Data records for software interfaces
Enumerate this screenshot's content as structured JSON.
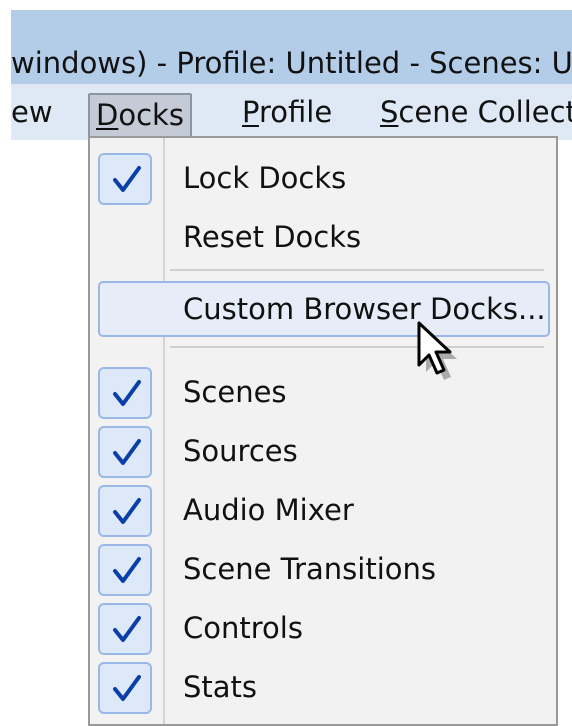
{
  "window": {
    "title": "windows) - Profile: Untitled - Scenes: Ur"
  },
  "menubar": {
    "items": [
      {
        "label": "ew"
      },
      {
        "label_ul": "D",
        "label_rest": "ocks"
      },
      {
        "label_ul": "P",
        "label_rest": "rofile"
      },
      {
        "label_ul": "S",
        "label_rest": "cene Collect"
      }
    ]
  },
  "docks_menu": {
    "lock_docks": "Lock Docks",
    "reset_docks": "Reset Docks",
    "custom_browser_docks": "Custom Browser Docks...",
    "scenes": "Scenes",
    "sources": "Sources",
    "audio_mixer": "Audio Mixer",
    "scene_transitions": "Scene Transitions",
    "controls": "Controls",
    "stats": "Stats"
  },
  "colors": {
    "check": "#0a3ea8",
    "titlebar": "#b3cde8",
    "menubar": "#dfe8f5",
    "menu_bg": "#f2f2f2"
  }
}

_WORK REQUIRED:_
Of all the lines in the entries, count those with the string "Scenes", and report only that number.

_ANSWER:_
2